The Masurian Lakes may be in Poland, but at first sight, the landscape is reminiscent of Scandinavia. These forty-five lakes are connected by canals in truly unspoilt countryside and it's no surprise there are 8 nature parks and 102 nature reserves in this region. During your voyage, you will be able to observe diverse wildlife — storks, beavers, and even wild tarpan horses. You can also go swimming (most of the lakes have sandy beds) or fishing, but be aware that this requires a special permit.
The most popular lakes are located in the north of the region — Kirsajty, Kisajno, Dargin, Swietsajty, Dobskie or Mamry. A unique feature of Lake Mamry is the unfinished Masurian Canal which began construction in the early 20th century and was intended to connect the Masurian lakes with the Baltic Sea. The project was never completed, but the Nazi eagles that adorn the locks serve as a reminder of its history. Lake Niegocin, located in the heart of the Masurian Lakes, is also a popular destination. If you go here, don't miss the town of Gizycko, right between the Niegocin and Lake Kisajno — local sights include the 14th-century castle built by the Teutonic Knights, one of the largest and most powerful Christian orders of chivalry in the Middle Ages, or Fort Boyen, one of the best-preserved 19th-century fortresses. Another interesting feature is the swing bridge over the Luczań Canal, one of only two swing bridges of its kind in Europe. You certainly won't run out of places to visit on the Masurian lakes — if you wanted to visit all the branches of waterways, it would be a journey of more than 300 km.
The Caledonian Canal in Scotland — on a boat in search of the Loch Ness monster
A rugged, untamed yet romantic landscape, stunning views, and an omnipresent history that breathes from the surrounding villages and castle ruins. Welcome to Scotland! If you go exploring on a houseboat, you'll see it from a completely different perspective. The Caledonian Canal, which extends for 96 kilometres and connects the North Sea at the east of the island to the Atlantic Ocean at the west, is truly impressive. On the way from Inverness to Fort William, you'll pass through the infamous Loch Ness (keep an eye out for the monster), Loch Oich and Loch Lochy. You'll also see Britain's highest mountain, Ben Nevis, at 1,345 m (making it one of Scotland's Munros, mountains over 3,000 feet high).
There's plenty to keep you entertained here — canoes, windsurfing equipment and water skis can be rented at numerous points along the banks. Other activities include eagle watching, mountain hikes, cycling along the canal paths and pony rides. You must make time for Inverness, the administrative centre of the Highlands and a city full of sights (the 12th-century castle, town hall and Old High Church, a 12th-century church dedicated to St Mary). Harry Potter fans should set aside a day to ride the West Highland Railway, which is the same route used by the Hogwarts Express. The ideal length of time to cruise this canal is a week or two — check out our itineraries.
Burgundy in France — a quiet cruise for families with kids

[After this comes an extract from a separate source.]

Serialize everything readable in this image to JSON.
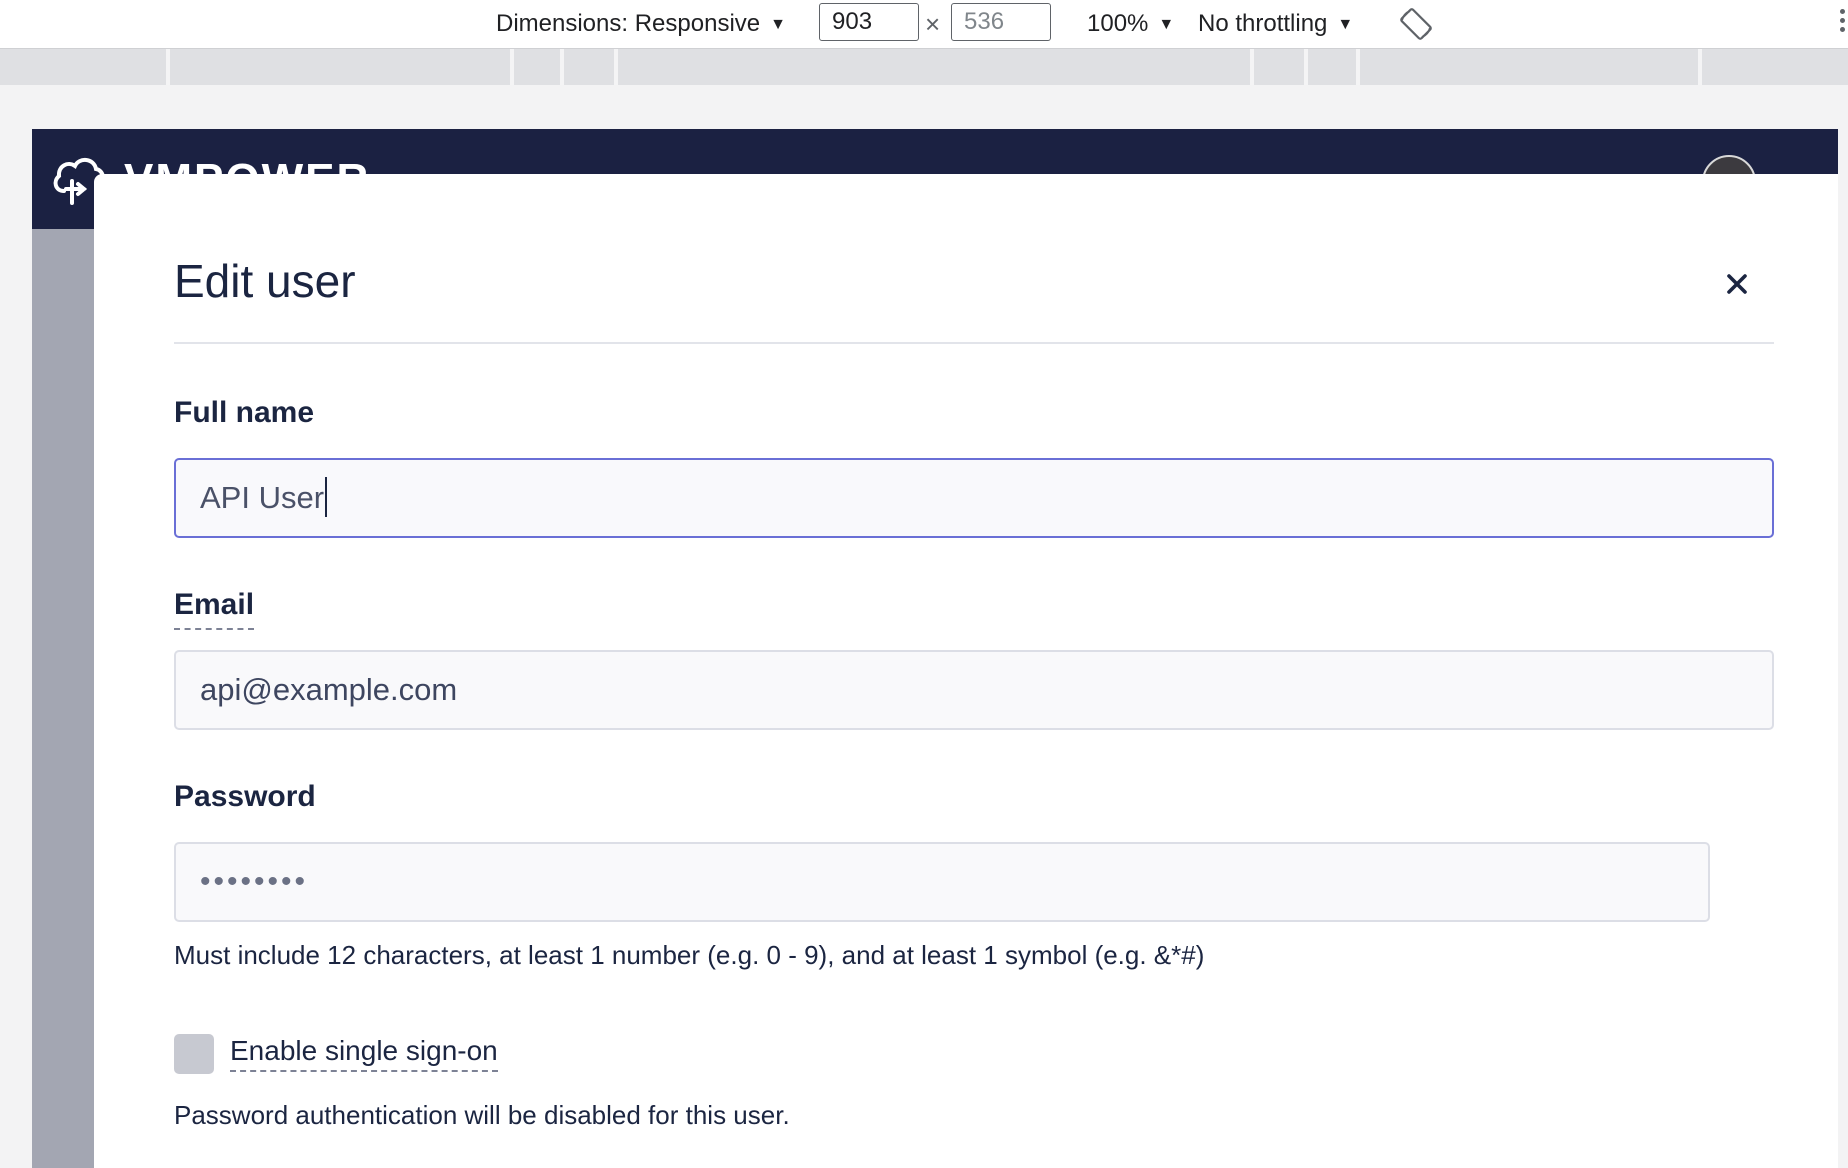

Good food, fine wine, no rush, beautiful landscapes and towns with that typical French charm — welcome to the Burgundy region of France — Franche Comté. The waters here are mostly mild and the fact that you can plan your journey with few locks makes it ideal for beginners. One option is the Saône River, which offers plenty of activities for parents and children alike. The Seille River, the smaller "sister" of the Saône, promises an even more leisurely ride. If you head there, visit the town of Louhans, with its beautiful half-timbered houses and excellent cuisine (the local speciality is chicken Brabant, Poulet de Bresse).
For beginners, we also recommend the section between St. Jean de Losne and Fontenoy le Chateau. This route will take you to Auxonne, the administrative centre of Burgundy. It was here that Napoleon Bonaparte attended artillery school, and today you can visit a museum in his honour. And even if you're not in the mood for history, Auxonne will charm you with its winding streets and great restaurants. Further along the route, you can also stop off at the old commercial port of Gray, with its Gothic houses and the Basilica of Notre Dame. As you walk through, enjoy a beef bourguignon with a glass of Chassagne-Montrachet. There are several routes to choose from.